WebHeader_Grove.png
Play Live Radio
Next Up:
0:00
0:00
Available On Air Stations
Support independent journalism with your sustaining membership.
NH News
Some Facts About New Hampshire’s Infrastructure:New Hampshire has approximately 17,000 miles of state and town roads, turnpikes and interstate highways. There are 3,795 bridges in the state. As of 2010, the New Hampshire Department of Transportation plowed more than 800 lane miles of roads and put down 180,000 tons of salt for snow and ice control annually.The state was given a “C” grade by the American Society of Civil Engineers for the condition of its roads and bridges. New Hampshire was rated among the worst in the country for the poor condition of its bridges by Transportation For America. On average, bridges are older in New Hampshire than those in the rest of the country. There are hundreds of bridges on the so-called “red list,” which means that the bridges have major structural problems and need to be repaired or replaced.The state also has a poor record when it comes to public transportation. New Hampshire has no comprehensive rail system and is rated 42nd in terms of investment in public transportation according to the State Department of Transportation.The majority of New Hampshire’s infrastructure funding comes from vehicle registration fees and gas taxes. The state takes out fewer bond loans than other states and considers its funding a “pay as you go” system. The gas tax, the lowest in New England, has not been raised since 1991. The 2011 Legislature did away with a motor vehicle fee increase. That change has meant more $30 million a year in cuts to DOT.The $800 million expansion of I-93 from Salem to Manchester began in 2006, but has been delayed several times because of a lack of funding. Supporters of the expansion say it will update one of the country’s most congested highways and bring needed tourism revenue to the more isolated and less economically robust northern part of the state. Traffic on I-93 has increased 600 percent since the highway was built in the 1960s and approximately 80,000 cars now drive on it each day.Summary provided by StateImpact NH

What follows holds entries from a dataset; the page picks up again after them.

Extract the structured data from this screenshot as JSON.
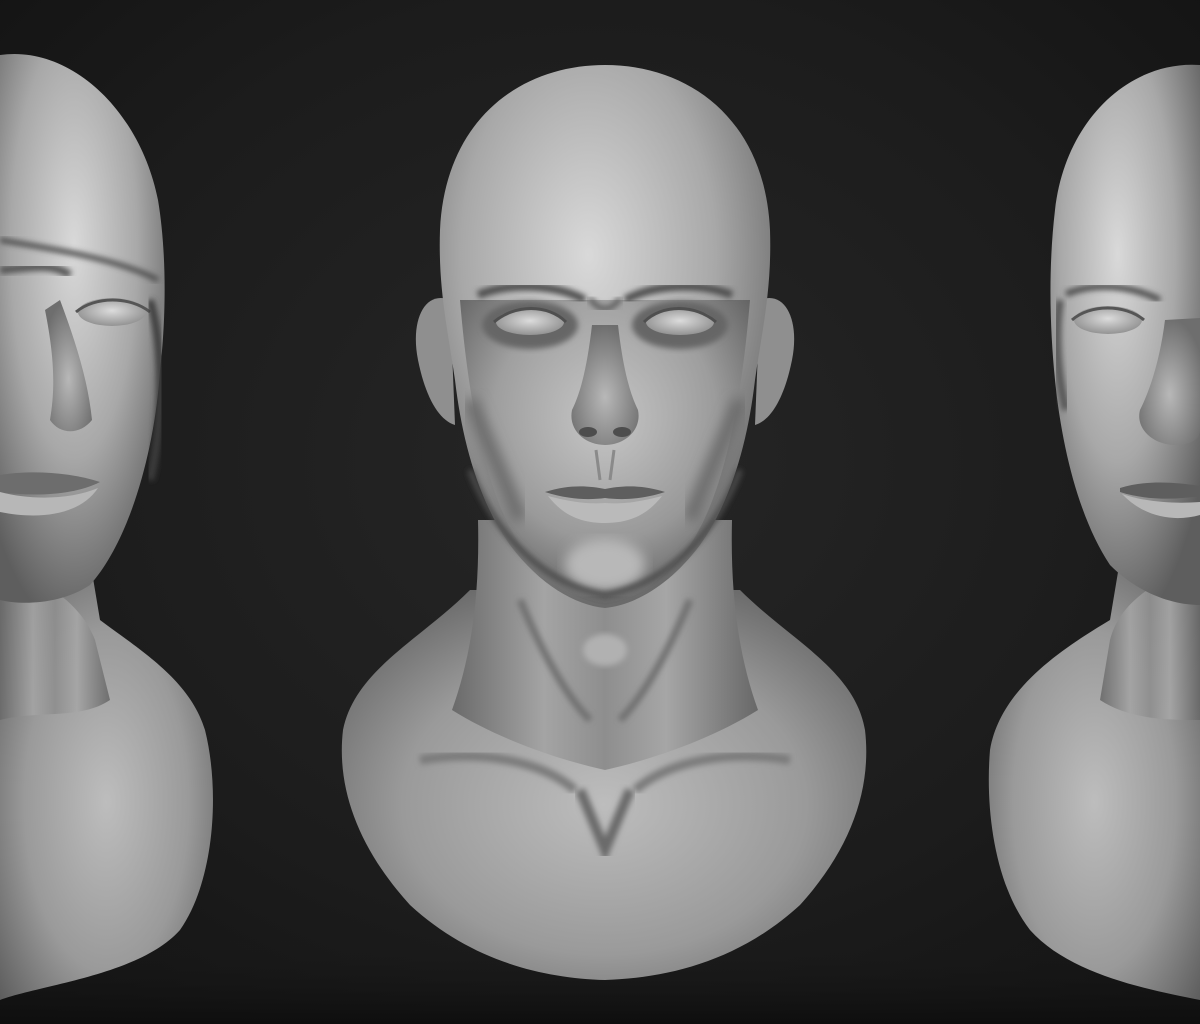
{
  "scene": {
    "description_kind": "render",
    "background_color": "#1d1d1d",
    "vignette_color": "#111111",
    "skin_light": "#d8d8d8",
    "skin_mid": "#9a9a9a",
    "skin_dark": "#3a3a3a",
    "busts": [
      {
        "id": "left",
        "view": "three-quarter-left",
        "visible": "partial-cropped-left"
      },
      {
        "id": "center",
        "view": "front",
        "visible": "full"
      },
      {
        "id": "right",
        "view": "three-quarter-right",
        "visible": "partial-cropped-right"
      }
    ]
  }
}
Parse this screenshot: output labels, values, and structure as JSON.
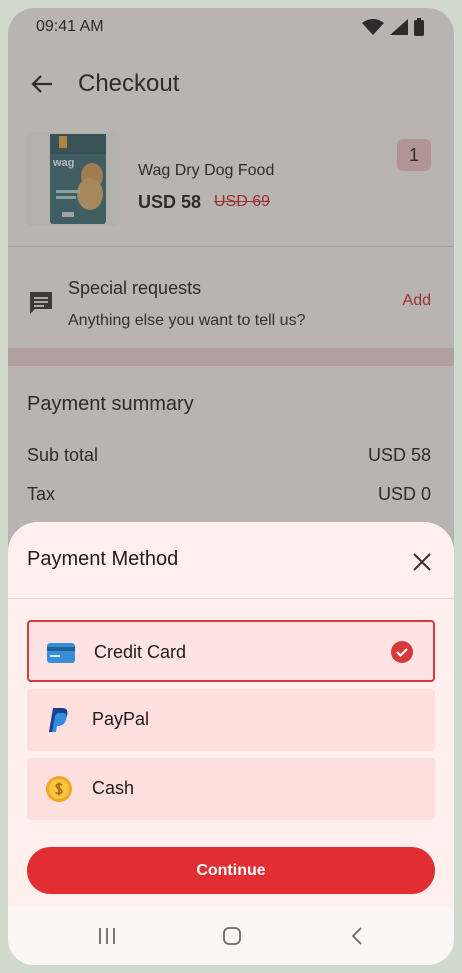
{
  "status_bar": {
    "time": "09:41 AM"
  },
  "app_bar": {
    "title": "Checkout"
  },
  "product": {
    "name": "Wag Dry Dog Food",
    "price": "USD 58",
    "old_price": "USD 69",
    "quantity": "1",
    "image_brand": "wag"
  },
  "special_requests": {
    "title": "Special requests",
    "subtitle": "Anything else you want to tell us?",
    "action": "Add"
  },
  "payment_summary": {
    "title": "Payment summary",
    "rows": [
      {
        "label": "Sub total",
        "value": "USD 58"
      },
      {
        "label": "Tax",
        "value": "USD 0"
      }
    ]
  },
  "payment_sheet": {
    "title": "Payment Method",
    "options": [
      {
        "label": "Credit Card",
        "icon": "credit-card-icon",
        "selected": true
      },
      {
        "label": "PayPal",
        "icon": "paypal-icon",
        "selected": false
      },
      {
        "label": "Cash",
        "icon": "cash-coin-icon",
        "selected": false
      }
    ],
    "continue_label": "Continue"
  },
  "colors": {
    "accent": "#e22e33",
    "selected_border": "#d9373b",
    "option_bg": "#fde0de",
    "sheet_bg": "#fff0ee"
  }
}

NASCAR Is Back In New Hampshire; Heavy Traffic To Follow

9324215036_ba1ed7b41f_k.jpg
Logan Shannon
/
NHPR

It's NASCAR weekend in New Hampshire, and the state is expecting an influx of race fans over the weekend.

Over 100,000 people and more than 37,000 vehicles will head to New Hampshire International Speedway for Sunday afternoon's New Hampshire 301 stock car race, part of NASCAR's Sprint Cup series.

That means heavy traffic along route 106 as well as Interstates 93 and 393, especially after the event.

To accommodate the traffic the state has, in the past, turned some northbound stretches of I-93 into temporary southbound lanes.

But Bill Boynton of the Department of Transportation says thanks to recent road improvements, that won't be necessary this year.

"We're going to be able to go with three lanes southbound, all on the southbound side, using the southbound shoulder," Boynton says. "That should be more efficient; it should be safer."

One driver that won't come through Loudon this weekend is Dale Earnhardt Jr.

The NASCAR star has withdrawn from the race after experiencing "concussion-like symptoms."  

You make NHPR possible.

NHPR is nonprofit and independent. We rely on readers like you to support the local, national, and international coverage on this website. Your support makes this news available to everyone.

Give today. A monthly donation of $5 makes a real difference.